Assignment -> Retype all of the listing exactly, passing over any picture you find.

Working data ->

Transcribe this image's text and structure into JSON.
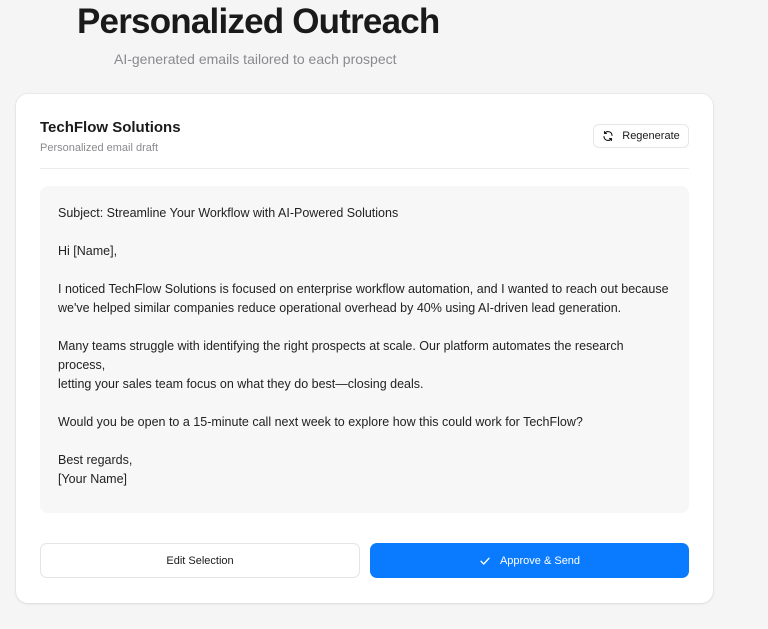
{
  "header": {
    "title": "Personalized Outreach",
    "subtitle": "AI-generated emails tailored to each prospect"
  },
  "card": {
    "company": "TechFlow Solutions",
    "draft_label": "Personalized email draft",
    "regenerate_label": "Regenerate",
    "regenerate_icon": "refresh-icon"
  },
  "email": {
    "subject": "Subject: Streamline Your Workflow with AI-Powered Solutions",
    "greeting": "Hi [Name],",
    "paragraph1": "I noticed TechFlow Solutions is focused on enterprise workflow automation, and I wanted to reach out because\nwe've helped similar companies reduce operational overhead by 40% using AI-driven lead generation.",
    "paragraph2": "Many teams struggle with identifying the right prospects at scale. Our platform automates the research process,\nletting your sales team focus on what they do best—closing deals.",
    "paragraph3": "Would you be open to a 15-minute call next week to explore how this could work for TechFlow?",
    "signoff": "Best regards,\n[Your Name]"
  },
  "actions": {
    "edit_label": "Edit Selection",
    "approve_label": "Approve & Send",
    "approve_icon": "check-icon"
  },
  "colors": {
    "accent": "#0a7bff",
    "background": "#f5f5f5",
    "email_box": "#f7f7f7"
  }
}
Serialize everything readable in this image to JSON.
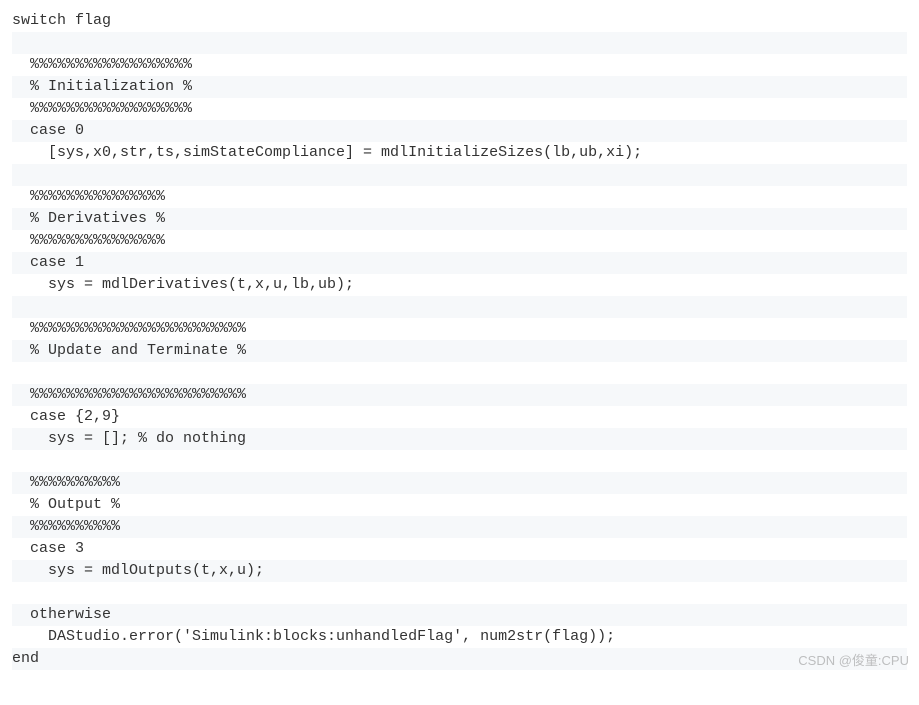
{
  "code": {
    "lines": [
      "switch flag",
      "",
      "  %%%%%%%%%%%%%%%%%%",
      "  % Initialization %",
      "  %%%%%%%%%%%%%%%%%%",
      "  case 0",
      "    [sys,x0,str,ts,simStateCompliance] = mdlInitializeSizes(lb,ub,xi);",
      "",
      "  %%%%%%%%%%%%%%%",
      "  % Derivatives %",
      "  %%%%%%%%%%%%%%%",
      "  case 1",
      "    sys = mdlDerivatives(t,x,u,lb,ub);",
      "",
      "  %%%%%%%%%%%%%%%%%%%%%%%%",
      "  % Update and Terminate %",
      "",
      "  %%%%%%%%%%%%%%%%%%%%%%%%",
      "  case {2,9}",
      "    sys = []; % do nothing",
      "",
      "  %%%%%%%%%%",
      "  % Output %",
      "  %%%%%%%%%%",
      "  case 3",
      "    sys = mdlOutputs(t,x,u);",
      "",
      "  otherwise",
      "    DAStudio.error('Simulink:blocks:unhandledFlag', num2str(flag));",
      "end"
    ]
  },
  "watermark": "CSDN @俊童:CPU"
}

Solution ->
Transcribe this image's text and structure into JSON.
{
  "header": {
    "title": "Personalized Outreach",
    "subtitle": "AI-generated emails tailored to each prospect"
  },
  "card": {
    "company": "TechFlow Solutions",
    "draft_label": "Personalized email draft",
    "regenerate_label": "Regenerate",
    "regenerate_icon": "refresh-icon"
  },
  "email": {
    "subject": "Subject: Streamline Your Workflow with AI-Powered Solutions",
    "greeting": "Hi [Name],",
    "paragraph1": "I noticed TechFlow Solutions is focused on enterprise workflow automation, and I wanted to reach out because\nwe've helped similar companies reduce operational overhead by 40% using AI-driven lead generation.",
    "paragraph2": "Many teams struggle with identifying the right prospects at scale. Our platform automates the research process,\nletting your sales team focus on what they do best—closing deals.",
    "paragraph3": "Would you be open to a 15-minute call next week to explore how this could work for TechFlow?",
    "signoff": "Best regards,\n[Your Name]"
  },
  "actions": {
    "edit_label": "Edit Selection",
    "approve_label": "Approve & Send",
    "approve_icon": "check-icon"
  },
  "colors": {
    "accent": "#0a7bff",
    "background": "#f5f5f5",
    "email_box": "#f7f7f7"
  }
}
Serialize everything readable in this image to JSON.
{
  "code": {
    "lines": [
      "switch flag",
      "",
      "  %%%%%%%%%%%%%%%%%%",
      "  % Initialization %",
      "  %%%%%%%%%%%%%%%%%%",
      "  case 0",
      "    [sys,x0,str,ts,simStateCompliance] = mdlInitializeSizes(lb,ub,xi);",
      "",
      "  %%%%%%%%%%%%%%%",
      "  % Derivatives %",
      "  %%%%%%%%%%%%%%%",
      "  case 1",
      "    sys = mdlDerivatives(t,x,u,lb,ub);",
      "",
      "  %%%%%%%%%%%%%%%%%%%%%%%%",
      "  % Update and Terminate %",
      "",
      "  %%%%%%%%%%%%%%%%%%%%%%%%",
      "  case {2,9}",
      "    sys = []; % do nothing",
      "",
      "  %%%%%%%%%%",
      "  % Output %",
      "  %%%%%%%%%%",
      "  case 3",
      "    sys = mdlOutputs(t,x,u);",
      "",
      "  otherwise",
      "    DAStudio.error('Simulink:blocks:unhandledFlag', num2str(flag));",
      "end"
    ]
  },
  "watermark": "CSDN @俊童:CPU"
}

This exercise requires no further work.